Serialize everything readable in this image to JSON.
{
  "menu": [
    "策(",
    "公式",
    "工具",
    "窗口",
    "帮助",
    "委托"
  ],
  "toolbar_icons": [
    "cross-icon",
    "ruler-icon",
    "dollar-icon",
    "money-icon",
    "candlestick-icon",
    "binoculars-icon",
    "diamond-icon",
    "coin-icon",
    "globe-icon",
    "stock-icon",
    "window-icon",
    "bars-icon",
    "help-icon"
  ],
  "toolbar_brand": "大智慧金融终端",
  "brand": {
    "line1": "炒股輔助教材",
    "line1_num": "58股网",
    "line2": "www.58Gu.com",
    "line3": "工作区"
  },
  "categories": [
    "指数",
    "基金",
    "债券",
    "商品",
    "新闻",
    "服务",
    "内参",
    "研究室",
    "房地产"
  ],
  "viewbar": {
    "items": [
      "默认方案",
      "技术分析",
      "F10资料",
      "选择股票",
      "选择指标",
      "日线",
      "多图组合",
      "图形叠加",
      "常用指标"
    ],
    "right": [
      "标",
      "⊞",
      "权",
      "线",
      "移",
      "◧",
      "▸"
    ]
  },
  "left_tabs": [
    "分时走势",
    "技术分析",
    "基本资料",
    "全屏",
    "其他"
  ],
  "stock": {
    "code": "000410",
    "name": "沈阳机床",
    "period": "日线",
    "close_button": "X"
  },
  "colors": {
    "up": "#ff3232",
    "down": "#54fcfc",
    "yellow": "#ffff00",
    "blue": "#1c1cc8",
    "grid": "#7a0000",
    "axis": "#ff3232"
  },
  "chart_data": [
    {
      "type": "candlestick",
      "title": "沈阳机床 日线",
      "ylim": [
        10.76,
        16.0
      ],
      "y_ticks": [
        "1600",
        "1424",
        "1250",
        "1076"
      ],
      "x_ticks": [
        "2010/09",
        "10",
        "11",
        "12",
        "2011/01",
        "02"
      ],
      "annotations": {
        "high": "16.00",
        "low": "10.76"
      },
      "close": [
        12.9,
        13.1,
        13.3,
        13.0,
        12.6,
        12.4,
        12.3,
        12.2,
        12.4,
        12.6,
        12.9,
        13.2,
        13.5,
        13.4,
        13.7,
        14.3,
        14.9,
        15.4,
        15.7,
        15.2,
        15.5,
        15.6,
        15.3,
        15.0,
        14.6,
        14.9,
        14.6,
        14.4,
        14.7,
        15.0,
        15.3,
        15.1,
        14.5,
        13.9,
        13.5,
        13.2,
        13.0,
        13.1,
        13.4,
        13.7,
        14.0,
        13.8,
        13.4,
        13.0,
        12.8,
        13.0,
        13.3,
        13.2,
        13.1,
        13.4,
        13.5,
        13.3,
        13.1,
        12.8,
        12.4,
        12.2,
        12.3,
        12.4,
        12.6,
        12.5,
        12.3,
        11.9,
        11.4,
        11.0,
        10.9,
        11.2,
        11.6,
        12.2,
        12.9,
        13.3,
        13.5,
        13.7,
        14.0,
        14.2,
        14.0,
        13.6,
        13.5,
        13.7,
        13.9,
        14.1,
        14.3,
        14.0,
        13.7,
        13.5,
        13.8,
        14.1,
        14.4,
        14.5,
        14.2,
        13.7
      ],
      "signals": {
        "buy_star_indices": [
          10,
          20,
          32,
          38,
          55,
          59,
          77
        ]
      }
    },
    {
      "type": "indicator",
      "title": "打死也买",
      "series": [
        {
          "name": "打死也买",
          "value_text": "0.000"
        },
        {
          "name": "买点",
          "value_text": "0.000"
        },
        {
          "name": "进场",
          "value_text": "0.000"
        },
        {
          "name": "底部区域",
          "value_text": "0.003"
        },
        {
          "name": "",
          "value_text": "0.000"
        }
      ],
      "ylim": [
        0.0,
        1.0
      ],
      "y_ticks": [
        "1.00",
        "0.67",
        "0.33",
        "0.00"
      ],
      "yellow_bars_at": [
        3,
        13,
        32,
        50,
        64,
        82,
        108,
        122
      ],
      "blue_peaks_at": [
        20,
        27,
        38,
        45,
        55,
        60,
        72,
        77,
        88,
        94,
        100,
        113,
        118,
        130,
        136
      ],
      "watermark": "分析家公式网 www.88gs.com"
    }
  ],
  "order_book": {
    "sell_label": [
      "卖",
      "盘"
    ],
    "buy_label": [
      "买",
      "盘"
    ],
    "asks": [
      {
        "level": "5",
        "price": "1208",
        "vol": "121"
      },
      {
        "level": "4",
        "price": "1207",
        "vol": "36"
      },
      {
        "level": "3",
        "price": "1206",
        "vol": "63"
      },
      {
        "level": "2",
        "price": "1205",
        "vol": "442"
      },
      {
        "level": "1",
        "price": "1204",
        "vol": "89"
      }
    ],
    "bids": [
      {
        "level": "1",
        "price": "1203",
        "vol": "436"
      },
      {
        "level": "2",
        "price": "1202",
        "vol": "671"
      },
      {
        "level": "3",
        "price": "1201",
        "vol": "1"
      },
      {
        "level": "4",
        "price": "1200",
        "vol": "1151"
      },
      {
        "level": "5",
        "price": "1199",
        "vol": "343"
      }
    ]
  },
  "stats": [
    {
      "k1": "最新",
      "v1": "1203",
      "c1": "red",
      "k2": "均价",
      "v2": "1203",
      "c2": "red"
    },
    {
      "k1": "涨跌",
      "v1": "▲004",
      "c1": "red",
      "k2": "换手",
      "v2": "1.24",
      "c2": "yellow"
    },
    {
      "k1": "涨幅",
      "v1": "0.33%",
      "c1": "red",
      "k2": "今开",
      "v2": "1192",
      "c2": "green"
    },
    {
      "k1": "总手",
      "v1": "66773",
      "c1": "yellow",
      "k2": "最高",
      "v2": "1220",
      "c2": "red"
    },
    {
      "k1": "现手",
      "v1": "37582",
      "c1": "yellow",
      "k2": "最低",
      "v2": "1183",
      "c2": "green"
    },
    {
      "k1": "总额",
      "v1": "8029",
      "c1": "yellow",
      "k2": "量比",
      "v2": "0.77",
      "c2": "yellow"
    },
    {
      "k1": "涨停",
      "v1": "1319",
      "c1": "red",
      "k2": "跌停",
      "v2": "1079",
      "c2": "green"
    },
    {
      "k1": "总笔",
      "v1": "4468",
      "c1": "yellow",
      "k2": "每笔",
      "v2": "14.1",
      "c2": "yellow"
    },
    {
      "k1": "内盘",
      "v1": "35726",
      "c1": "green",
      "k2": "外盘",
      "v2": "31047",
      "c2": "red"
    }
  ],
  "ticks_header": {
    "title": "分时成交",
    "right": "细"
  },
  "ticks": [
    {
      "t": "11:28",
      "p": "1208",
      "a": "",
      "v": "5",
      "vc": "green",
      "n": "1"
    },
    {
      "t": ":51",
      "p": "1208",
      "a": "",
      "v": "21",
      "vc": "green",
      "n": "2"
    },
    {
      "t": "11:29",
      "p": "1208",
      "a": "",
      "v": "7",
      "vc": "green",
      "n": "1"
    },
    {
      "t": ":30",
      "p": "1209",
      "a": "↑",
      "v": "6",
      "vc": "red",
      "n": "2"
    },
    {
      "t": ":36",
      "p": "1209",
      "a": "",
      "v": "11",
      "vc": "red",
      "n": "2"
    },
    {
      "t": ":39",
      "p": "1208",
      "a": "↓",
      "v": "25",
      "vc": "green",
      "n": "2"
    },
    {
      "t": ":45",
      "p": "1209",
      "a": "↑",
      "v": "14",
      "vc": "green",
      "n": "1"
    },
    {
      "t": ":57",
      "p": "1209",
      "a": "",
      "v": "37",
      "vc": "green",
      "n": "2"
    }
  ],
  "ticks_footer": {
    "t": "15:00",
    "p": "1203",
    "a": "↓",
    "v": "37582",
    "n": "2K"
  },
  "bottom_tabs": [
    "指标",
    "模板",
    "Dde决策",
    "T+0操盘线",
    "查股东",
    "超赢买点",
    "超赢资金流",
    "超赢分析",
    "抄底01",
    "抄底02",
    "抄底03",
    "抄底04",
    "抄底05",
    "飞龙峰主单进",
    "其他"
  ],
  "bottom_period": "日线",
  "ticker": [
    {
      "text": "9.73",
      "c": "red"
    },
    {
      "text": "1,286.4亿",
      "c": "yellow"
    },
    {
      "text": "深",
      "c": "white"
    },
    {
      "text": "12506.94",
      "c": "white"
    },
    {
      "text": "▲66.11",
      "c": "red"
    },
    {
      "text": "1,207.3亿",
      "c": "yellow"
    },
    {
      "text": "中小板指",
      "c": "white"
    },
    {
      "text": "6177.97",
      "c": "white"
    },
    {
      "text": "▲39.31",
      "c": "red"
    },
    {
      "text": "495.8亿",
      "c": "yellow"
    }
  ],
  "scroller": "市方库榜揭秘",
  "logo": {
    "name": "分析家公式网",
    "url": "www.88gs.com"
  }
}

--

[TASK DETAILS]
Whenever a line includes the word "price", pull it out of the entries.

[COMPLETED EXERCISE]
        "price": "1208",
        "price": "1207",
        "price": "1206",
        "price": "1205",
        "price": "1204",
        "price": "1203",
        "price": "1202",
        "price": "1201",
        "price": "1200",
        "price": "1199",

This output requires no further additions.